In most years, Mike’s analysis of lawn signs is a highlight of the political season; this year, it’s the only highlight.
We live in a city where lack of a web presence is par for the course for many politicians, and where many incumbents’ list of accomplishments reads like a combination of the city manager’s self-evaluation and the average day of a DPW customer service rep.
You can vote for up to six at-large City Council candidates, and up to six School Committee candidates. You can vote for one mayoral candidate and one district council candidate.
You can leave as many spots on your ballot blank as you wish; you can vote for one candidate or no candidates.
The way our city charter was written, write-in votes are not allowed, so, sadly, “Screw it, I’m voting for Nicole Apostola” is not an option for anyone.
And after you’ve voted, please consider completing this short survey about Worcester elections. [Note that you do not need to complete any questions on the survey, especially about address, if you don’t wish to].
I’m not much given to endorsements on this blog. If you read this blog, chances are you live in Worcester, you’re a voter, and you’re probably better-informed than I am.
Which means you’re voting for Tracy O’Connell Novick, who is thoughtful, hardworking, and a great advocate for students and teachers.
After the break in this post is every piece of political ephemera I’ve been able to get my hands on or cajole someone into scanning for me. Enjoy!
Mike Germain, second mailing, targeted to Webster Square; note that State Rep Binienda appears unable to decide who stood beside him to stop the “PIP Shelter” from coming to Webster Square, as he previously let us know it was Bill Eddy:
And in case you’d like to compare his 2013 mailing to previous ones, here are the mailings from 2011 and 2009:

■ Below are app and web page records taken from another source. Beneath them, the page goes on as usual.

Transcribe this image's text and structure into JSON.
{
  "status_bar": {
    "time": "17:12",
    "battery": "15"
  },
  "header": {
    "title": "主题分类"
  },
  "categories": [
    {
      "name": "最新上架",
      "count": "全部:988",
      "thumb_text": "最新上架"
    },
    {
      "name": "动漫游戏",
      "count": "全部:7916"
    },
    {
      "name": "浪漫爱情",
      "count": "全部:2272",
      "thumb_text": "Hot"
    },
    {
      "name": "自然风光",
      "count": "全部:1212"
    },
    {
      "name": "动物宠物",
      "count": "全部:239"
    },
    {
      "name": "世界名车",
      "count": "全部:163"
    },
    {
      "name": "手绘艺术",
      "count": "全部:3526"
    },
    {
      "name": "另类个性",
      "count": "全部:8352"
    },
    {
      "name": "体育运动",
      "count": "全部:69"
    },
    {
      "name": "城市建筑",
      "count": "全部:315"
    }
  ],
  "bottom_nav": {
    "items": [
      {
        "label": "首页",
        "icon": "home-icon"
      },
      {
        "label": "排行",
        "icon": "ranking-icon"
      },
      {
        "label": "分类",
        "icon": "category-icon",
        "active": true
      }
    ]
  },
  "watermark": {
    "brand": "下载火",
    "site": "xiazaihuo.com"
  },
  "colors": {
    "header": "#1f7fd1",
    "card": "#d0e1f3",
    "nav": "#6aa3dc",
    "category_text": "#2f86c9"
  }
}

(And if you’re interested in political mailings from 2011, I posted some of what I received in the mail that year.)